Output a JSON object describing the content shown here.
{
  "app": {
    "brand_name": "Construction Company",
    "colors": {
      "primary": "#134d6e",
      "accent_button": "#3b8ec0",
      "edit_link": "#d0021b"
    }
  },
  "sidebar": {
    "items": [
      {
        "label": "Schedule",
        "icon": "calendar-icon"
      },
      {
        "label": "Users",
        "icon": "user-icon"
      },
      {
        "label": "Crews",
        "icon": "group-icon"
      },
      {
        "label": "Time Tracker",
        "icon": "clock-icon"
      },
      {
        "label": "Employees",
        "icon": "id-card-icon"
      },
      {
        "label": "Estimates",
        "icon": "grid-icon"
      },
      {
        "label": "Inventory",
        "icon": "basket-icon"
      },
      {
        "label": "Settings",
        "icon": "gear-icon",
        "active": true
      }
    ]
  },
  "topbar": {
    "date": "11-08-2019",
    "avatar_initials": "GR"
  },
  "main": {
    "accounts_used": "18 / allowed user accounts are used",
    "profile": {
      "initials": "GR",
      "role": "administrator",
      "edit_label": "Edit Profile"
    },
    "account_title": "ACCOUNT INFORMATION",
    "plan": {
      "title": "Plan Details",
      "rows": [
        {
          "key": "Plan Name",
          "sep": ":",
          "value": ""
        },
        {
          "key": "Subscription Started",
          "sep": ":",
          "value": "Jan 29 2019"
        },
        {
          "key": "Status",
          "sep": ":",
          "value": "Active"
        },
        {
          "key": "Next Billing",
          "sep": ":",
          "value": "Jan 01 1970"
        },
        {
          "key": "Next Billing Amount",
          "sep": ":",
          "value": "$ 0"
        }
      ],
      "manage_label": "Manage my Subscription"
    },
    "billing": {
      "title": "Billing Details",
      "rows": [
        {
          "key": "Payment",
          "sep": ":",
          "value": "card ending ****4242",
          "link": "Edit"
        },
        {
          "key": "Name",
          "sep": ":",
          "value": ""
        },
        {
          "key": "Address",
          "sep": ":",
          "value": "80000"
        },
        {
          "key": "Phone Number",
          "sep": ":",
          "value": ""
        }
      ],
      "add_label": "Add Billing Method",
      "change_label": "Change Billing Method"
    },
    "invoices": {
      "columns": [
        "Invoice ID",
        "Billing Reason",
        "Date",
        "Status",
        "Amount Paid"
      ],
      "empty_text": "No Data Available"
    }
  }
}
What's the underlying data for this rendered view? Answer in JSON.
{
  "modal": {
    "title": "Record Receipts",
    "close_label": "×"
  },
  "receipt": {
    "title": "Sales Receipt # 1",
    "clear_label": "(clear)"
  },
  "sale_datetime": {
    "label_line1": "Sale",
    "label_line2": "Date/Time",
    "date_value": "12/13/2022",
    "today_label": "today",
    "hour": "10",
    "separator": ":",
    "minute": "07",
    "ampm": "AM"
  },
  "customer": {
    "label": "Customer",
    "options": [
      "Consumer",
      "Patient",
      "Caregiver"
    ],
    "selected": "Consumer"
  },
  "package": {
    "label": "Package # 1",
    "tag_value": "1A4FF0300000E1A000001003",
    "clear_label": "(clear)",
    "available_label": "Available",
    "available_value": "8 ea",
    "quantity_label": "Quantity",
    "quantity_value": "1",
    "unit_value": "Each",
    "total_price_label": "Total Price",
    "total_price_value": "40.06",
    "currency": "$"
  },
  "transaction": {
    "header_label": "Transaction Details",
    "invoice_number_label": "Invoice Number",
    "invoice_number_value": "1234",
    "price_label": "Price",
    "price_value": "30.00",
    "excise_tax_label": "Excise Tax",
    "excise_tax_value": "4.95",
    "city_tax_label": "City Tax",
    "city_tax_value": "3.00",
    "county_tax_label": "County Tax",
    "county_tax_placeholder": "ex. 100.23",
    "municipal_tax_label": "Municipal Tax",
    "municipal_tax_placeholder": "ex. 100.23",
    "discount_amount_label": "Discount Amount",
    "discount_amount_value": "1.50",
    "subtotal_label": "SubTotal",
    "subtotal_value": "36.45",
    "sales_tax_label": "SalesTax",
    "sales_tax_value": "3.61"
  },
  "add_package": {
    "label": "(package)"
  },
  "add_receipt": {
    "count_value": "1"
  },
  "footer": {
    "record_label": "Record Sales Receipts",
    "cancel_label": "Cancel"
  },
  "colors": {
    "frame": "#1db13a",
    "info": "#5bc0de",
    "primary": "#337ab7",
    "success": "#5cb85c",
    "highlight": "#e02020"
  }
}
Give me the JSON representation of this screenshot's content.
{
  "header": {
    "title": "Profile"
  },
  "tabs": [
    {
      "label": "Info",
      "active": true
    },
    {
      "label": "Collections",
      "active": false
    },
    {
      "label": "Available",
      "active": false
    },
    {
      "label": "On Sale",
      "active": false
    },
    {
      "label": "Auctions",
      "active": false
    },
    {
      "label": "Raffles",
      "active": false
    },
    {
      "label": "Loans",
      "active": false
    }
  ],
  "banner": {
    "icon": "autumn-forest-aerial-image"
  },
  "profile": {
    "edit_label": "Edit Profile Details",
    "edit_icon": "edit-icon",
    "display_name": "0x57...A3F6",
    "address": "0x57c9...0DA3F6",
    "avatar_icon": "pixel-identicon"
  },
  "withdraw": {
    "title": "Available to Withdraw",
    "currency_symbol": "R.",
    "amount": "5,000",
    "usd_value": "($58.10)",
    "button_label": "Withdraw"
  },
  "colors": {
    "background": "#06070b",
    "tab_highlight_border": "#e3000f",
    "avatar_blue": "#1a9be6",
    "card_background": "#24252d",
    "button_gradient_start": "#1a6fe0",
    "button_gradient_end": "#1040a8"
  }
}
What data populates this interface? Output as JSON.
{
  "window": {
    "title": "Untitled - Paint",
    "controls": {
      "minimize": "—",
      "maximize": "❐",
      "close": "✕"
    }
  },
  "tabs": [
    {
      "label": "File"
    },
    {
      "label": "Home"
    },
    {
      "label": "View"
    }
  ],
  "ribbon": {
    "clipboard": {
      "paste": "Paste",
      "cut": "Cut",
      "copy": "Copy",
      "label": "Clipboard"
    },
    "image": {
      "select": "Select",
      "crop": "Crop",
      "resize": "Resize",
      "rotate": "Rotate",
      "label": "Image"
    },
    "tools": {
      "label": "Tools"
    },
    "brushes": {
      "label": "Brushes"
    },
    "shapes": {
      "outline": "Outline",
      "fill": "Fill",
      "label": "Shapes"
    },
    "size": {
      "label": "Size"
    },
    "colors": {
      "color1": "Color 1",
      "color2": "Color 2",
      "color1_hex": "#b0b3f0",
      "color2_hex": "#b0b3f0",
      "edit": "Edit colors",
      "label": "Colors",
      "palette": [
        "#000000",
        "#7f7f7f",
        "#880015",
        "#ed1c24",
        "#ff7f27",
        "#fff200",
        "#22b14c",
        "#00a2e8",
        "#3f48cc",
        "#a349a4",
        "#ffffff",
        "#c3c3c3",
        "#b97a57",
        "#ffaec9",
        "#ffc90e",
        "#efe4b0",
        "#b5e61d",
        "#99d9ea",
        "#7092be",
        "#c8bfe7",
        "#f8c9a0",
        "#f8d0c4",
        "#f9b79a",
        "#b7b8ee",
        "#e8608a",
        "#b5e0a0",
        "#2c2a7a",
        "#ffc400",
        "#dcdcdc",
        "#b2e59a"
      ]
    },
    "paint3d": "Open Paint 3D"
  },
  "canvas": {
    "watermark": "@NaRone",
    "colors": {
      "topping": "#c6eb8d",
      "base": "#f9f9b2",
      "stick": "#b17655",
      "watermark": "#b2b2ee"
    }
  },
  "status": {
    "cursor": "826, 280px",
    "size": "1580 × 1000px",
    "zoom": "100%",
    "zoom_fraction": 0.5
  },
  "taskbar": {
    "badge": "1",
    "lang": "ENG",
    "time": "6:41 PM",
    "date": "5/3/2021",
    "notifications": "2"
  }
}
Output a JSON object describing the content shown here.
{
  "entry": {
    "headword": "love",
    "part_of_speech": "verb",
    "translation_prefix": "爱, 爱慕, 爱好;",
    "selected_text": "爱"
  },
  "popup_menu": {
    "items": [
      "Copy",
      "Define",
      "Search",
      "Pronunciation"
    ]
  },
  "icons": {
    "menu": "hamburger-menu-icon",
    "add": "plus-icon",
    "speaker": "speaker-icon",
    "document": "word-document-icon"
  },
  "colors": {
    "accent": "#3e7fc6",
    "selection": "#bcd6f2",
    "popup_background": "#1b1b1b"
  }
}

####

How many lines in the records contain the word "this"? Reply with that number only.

3